  35. q=140° b/s 130° q=90° P0~MPa P/P0 Slip at a microscopic scale: liquid-solid interaction effect • essentially no (small) slip in partial wetting systems (q < 90°) • substantial slips occurs on strongly non-wetting systems • slip length increases with c.a. • slip length increases stronly as pressure decreases Po ~ MPa • Linear b.c. up to ~ 108 s-1

  36. fluid density profile across the cell Lennard-Jones fluid q = 137° Soft spheres on hard repulsive wall Slip increases with reduced fluid density at wall. However slippage does not reduce to « air cushion » at wall.

  37. Slip at a microscopic scale: theory for simple liquids Analytical expression for slip length Barrat et al Farad.

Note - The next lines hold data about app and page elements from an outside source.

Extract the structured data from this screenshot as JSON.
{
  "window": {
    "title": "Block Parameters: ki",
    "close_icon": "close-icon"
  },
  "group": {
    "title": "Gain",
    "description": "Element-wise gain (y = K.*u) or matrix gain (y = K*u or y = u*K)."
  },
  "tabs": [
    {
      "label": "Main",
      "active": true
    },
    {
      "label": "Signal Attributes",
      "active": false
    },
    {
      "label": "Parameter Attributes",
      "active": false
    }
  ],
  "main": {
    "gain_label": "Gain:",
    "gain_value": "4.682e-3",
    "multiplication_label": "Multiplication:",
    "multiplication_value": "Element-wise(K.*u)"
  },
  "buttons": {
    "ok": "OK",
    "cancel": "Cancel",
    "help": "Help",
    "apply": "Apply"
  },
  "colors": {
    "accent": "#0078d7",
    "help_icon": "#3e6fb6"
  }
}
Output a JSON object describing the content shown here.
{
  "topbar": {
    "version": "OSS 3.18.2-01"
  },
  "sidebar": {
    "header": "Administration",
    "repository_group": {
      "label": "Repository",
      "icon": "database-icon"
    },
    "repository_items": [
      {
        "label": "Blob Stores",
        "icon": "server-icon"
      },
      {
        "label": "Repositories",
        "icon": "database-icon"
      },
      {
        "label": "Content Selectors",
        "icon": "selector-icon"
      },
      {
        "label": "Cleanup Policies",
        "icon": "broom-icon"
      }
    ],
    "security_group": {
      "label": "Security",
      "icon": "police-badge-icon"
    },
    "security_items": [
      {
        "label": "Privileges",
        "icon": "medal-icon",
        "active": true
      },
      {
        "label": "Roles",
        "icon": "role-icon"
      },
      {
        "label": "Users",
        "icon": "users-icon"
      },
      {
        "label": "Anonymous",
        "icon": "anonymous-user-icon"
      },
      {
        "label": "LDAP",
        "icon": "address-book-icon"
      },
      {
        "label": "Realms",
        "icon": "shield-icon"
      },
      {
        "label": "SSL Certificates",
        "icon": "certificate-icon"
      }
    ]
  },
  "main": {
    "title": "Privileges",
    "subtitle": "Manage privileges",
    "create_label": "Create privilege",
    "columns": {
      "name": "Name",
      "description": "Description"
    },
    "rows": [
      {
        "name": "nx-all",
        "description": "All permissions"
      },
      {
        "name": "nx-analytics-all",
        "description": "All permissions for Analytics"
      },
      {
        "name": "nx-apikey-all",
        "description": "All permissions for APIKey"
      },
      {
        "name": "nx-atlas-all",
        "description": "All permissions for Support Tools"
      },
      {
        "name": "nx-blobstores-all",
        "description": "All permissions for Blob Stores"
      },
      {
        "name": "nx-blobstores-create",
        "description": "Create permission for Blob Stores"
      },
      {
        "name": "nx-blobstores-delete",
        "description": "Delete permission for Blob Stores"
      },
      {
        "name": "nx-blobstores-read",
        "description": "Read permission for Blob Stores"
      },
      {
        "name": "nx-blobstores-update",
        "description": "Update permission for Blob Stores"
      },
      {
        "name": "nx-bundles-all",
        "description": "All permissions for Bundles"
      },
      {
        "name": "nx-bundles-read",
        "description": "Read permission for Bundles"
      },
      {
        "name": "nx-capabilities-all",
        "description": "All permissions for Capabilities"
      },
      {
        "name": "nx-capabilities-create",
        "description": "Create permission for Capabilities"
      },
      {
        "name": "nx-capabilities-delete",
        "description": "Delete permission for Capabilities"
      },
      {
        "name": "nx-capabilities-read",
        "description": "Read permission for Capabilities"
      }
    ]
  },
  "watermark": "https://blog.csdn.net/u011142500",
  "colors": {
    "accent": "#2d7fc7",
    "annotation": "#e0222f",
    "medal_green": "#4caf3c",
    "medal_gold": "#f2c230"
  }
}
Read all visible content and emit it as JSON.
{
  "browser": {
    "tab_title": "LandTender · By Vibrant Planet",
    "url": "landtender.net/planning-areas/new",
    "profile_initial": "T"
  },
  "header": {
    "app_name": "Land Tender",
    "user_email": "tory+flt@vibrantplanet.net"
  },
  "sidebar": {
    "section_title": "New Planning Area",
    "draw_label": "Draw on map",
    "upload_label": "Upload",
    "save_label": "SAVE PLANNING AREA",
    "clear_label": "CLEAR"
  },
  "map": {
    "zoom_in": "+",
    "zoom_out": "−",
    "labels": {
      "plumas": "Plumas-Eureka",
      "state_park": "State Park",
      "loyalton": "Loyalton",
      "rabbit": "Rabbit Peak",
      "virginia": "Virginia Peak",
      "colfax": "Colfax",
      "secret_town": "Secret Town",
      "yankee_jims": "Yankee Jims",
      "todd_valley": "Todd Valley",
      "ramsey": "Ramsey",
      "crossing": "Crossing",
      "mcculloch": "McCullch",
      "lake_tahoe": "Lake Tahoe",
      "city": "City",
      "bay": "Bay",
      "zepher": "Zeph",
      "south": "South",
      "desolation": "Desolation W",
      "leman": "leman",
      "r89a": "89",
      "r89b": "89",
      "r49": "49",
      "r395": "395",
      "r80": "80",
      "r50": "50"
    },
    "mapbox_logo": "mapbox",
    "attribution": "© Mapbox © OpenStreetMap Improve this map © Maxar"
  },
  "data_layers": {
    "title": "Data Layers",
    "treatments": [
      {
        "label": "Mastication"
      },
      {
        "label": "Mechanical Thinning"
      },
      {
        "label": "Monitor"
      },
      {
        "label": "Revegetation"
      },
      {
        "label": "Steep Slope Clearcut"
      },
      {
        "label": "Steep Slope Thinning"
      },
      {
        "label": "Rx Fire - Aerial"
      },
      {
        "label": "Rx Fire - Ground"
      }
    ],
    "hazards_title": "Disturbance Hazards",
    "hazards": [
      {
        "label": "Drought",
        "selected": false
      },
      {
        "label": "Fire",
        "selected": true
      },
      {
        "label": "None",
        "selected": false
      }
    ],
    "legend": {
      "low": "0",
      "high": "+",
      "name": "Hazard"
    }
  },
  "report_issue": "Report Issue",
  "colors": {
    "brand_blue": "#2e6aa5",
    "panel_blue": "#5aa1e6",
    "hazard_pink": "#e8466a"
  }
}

Disc. 112,119 1999 molecular size // density at wall, depends on wetting properties wall corrugation a exp(q// • R//) fluid struct.factor parallel to wall Depends only on structural parameters, no dynamic parameter

  38. Intrinsic b.c. on smooth surfaces : conclusion . • at moderate shear rate (g < 108 s-1 ) essentially no slip in wetting systems • substantial slips occurs in strongly non-wetting systems slip length increases with c.a. slip length depends strongly on pressure • slip length amplitude is moderate (~ 5 nm at q ~ 120° ) • slip length is not expected to depend on fluid viscosity (≠ polymers) • non-linear slip develops above a (high) critical shear rate (~ 109 s-1 ) Thomson-Troian Nature 1997

  39. The no-slip boundary condition (bc): a long lasting empiricism regularly questionned Some examples of importance of the b.c. in nanofluidics Pressure drop in nanochannels Elektrokinetics effects Dispersion & mixing Theory of the h.b.c. for simple liquids Slippage effects in macroscopic flows ?

  40. Duez, Ybert, Clanet, Bocquet Nature Physics 3, 180, 2007

  41. MOVING CONTACT LINE INSTABILITY U qe static contact angle gSV - gSL =gLV cos qe z gLV gSV qd qd dynamic ‘ ‘ gSL Tangential stress on L/S surface diverges at c.l. Adds a dynamic force at c.l.: The dynamic c.a. increases with flow velocity: Above threshold Ca > Cac, qd= 180° the c.l. destabilizes, a fluid film is trapped Capillary number

  42. U LANDAU-LEVITCH EFFECT De Gennes, Brochart et Quéré, Gouttes bulles perles et ondes, 2005

  43. ANTI LANDAU-LEVITCH EFFECT U Duez & al Nature Physics 3, 180, 2007

  44. Duez & al Nature Physics 3, 180, 2007